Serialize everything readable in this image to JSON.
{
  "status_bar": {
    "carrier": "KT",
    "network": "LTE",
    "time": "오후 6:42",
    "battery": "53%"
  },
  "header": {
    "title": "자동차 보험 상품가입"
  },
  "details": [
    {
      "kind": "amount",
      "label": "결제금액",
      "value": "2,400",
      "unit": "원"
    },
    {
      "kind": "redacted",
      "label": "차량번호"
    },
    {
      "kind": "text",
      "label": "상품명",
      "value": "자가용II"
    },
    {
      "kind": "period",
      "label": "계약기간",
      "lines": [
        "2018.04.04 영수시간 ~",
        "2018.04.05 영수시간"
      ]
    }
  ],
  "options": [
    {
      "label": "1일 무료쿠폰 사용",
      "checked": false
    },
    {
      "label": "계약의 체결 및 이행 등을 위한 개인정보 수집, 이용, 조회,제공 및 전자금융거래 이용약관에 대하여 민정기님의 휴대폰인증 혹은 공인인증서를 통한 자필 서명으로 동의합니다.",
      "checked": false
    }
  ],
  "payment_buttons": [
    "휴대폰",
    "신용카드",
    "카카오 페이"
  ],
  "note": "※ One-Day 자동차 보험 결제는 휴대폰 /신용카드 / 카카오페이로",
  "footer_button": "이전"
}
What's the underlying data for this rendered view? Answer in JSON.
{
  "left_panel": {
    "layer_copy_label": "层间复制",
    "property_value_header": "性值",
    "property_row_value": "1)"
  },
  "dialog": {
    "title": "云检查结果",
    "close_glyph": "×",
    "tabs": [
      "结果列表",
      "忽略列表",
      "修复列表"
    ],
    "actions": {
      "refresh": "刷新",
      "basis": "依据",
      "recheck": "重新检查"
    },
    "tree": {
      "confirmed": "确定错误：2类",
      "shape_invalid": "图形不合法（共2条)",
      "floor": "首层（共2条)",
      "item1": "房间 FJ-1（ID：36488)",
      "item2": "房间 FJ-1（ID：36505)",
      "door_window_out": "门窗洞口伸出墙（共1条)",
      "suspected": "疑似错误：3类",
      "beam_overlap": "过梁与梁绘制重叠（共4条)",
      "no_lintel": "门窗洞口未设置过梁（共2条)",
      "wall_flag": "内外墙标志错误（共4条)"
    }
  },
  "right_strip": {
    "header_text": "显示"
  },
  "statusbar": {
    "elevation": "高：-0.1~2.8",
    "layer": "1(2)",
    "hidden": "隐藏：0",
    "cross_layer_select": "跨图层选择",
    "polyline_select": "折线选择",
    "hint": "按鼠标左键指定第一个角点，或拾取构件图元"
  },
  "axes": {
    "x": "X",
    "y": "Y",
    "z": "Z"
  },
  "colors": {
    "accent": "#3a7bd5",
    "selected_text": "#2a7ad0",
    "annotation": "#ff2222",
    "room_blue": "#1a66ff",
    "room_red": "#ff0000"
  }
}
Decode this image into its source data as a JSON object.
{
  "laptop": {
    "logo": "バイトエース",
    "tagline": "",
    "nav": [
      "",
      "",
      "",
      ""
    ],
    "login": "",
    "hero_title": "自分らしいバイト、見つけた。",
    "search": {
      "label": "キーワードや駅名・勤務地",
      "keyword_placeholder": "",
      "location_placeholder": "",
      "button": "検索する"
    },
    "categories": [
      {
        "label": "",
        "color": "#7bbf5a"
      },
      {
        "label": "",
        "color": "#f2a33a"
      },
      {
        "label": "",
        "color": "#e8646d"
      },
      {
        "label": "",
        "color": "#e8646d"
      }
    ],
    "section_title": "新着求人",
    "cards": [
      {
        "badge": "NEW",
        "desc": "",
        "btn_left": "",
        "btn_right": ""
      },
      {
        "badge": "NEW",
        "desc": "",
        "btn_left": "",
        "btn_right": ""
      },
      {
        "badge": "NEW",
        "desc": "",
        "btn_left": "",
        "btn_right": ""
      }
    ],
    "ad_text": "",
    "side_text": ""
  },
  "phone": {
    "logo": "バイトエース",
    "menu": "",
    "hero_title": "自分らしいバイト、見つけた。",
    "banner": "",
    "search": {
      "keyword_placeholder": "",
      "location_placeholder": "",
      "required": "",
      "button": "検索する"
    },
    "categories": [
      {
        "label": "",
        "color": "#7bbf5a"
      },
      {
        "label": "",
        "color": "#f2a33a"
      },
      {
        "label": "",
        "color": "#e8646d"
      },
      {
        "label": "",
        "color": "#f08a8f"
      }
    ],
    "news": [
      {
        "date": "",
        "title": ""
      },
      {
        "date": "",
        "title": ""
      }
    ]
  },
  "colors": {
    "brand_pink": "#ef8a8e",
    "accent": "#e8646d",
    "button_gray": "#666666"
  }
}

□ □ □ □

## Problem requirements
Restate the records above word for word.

## Solution to this problem
Serialize everything readable in this image to JSON.
{
  "status_bar": {
    "carrier": "KT",
    "network": "LTE",
    "time": "오후 6:42",
    "battery": "53%"
  },
  "header": {
    "title": "자동차 보험 상품가입"
  },
  "details": [
    {
      "kind": "amount",
      "label": "결제금액",
      "value": "2,400",
      "unit": "원"
    },
    {
      "kind": "redacted",
      "label": "차량번호"
    },
    {
      "kind": "text",
      "label": "상품명",
      "value": "자가용II"
    },
    {
      "kind": "period",
      "label": "계약기간",
      "lines": [
        "2018.04.04 영수시간 ~",
        "2018.04.05 영수시간"
      ]
    }
  ],
  "options": [
    {
      "label": "1일 무료쿠폰 사용",
      "checked": false
    },
    {
      "label": "계약의 체결 및 이행 등을 위한 개인정보 수집, 이용, 조회,제공 및 전자금융거래 이용약관에 대하여 민정기님의 휴대폰인증 혹은 공인인증서를 통한 자필 서명으로 동의합니다.",
      "checked": false
    }
  ],
  "payment_buttons": [
    "휴대폰",
    "신용카드",
    "카카오 페이"
  ],
  "note": "※ One-Day 자동차 보험 결제는 휴대폰 /신용카드 / 카카오페이로",
  "footer_button": "이전"
}
What's the underlying data for this rendered view? Answer in JSON.
{
  "left_panel": {
    "layer_copy_label": "层间复制",
    "property_value_header": "性值",
    "property_row_value": "1)"
  },
  "dialog": {
    "title": "云检查结果",
    "close_glyph": "×",
    "tabs": [
      "结果列表",
      "忽略列表",
      "修复列表"
    ],
    "actions": {
      "refresh": "刷新",
      "basis": "依据",
      "recheck": "重新检查"
    },
    "tree": {
      "confirmed": "确定错误：2类",
      "shape_invalid": "图形不合法（共2条)",
      "floor": "首层（共2条)",
      "item1": "房间 FJ-1（ID：36488)",
      "item2": "房间 FJ-1（ID：36505)",
      "door_window_out": "门窗洞口伸出墙（共1条)",
      "suspected": "疑似错误：3类",
      "beam_overlap": "过梁与梁绘制重叠（共4条)",
      "no_lintel": "门窗洞口未设置过梁（共2条)",
      "wall_flag": "内外墙标志错误（共4条)"
    }
  },
  "right_strip": {
    "header_text": "显示"
  },
  "statusbar": {
    "elevation": "高：-0.1~2.8",
    "layer": "1(2)",
    "hidden": "隐藏：0",
    "cross_layer_select": "跨图层选择",
    "polyline_select": "折线选择",
    "hint": "按鼠标左键指定第一个角点，或拾取构件图元"
  },
  "axes": {
    "x": "X",
    "y": "Y",
    "z": "Z"
  },
  "colors": {
    "accent": "#3a7bd5",
    "selected_text": "#2a7ad0",
    "annotation": "#ff2222",
    "room_blue": "#1a66ff",
    "room_red": "#ff0000"
  }
}
Decode this image into its source data as a JSON object.
{
  "laptop": {
    "logo": "バイトエース",
    "tagline": "",
    "nav": [
      "",
      "",
      "",
      ""
    ],
    "login": "",
    "hero_title": "自分らしいバイト、見つけた。",
    "search": {
      "label": "キーワードや駅名・勤務地",
      "keyword_placeholder": "",
      "location_placeholder": "",
      "button": "検索する"
    },
    "categories": [
      {
        "label": "",
        "color": "#7bbf5a"
      },
      {
        "label": "",
        "color": "#f2a33a"
      },
      {
        "label": "",
        "color": "#e8646d"
      },
      {
        "label": "",
        "color": "#e8646d"
      }
    ],
    "section_title": "新着求人",
    "cards": [
      {
        "badge": "NEW",
        "desc": "",
        "btn_left": "",
        "btn_right": ""
      },
      {
        "badge": "NEW",
        "desc": "",
        "btn_left": "",
        "btn_right": ""
      },
      {
        "badge": "NEW",
        "desc": "",
        "btn_left": "",
        "btn_right": ""
      }
    ],
    "ad_text": "",
    "side_text": ""
  },
  "phone": {
    "logo": "バイトエース",
    "menu": "",
    "hero_title": "自分らしいバイト、見つけた。",
    "banner": "",
    "search": {
      "keyword_placeholder": "",
      "location_placeholder": "",
      "required": "",
      "button": "検索する"
    },
    "categories": [
      {
        "label": "",
        "color": "#7bbf5a"
      },
      {
        "label": "",
        "color": "#f2a33a"
      },
      {
        "label": "",
        "color": "#e8646d"
      },
      {
        "label": "",
        "color": "#f08a8f"
      }
    ],
    "news": [
      {
        "date": "",
        "title": ""
      },
      {
        "date": "",
        "title": ""
      }
    ]
  },
  "colors": {
    "brand_pink": "#ef8a8e",
    "accent": "#e8646d",
    "button_gray": "#666666"
  }
}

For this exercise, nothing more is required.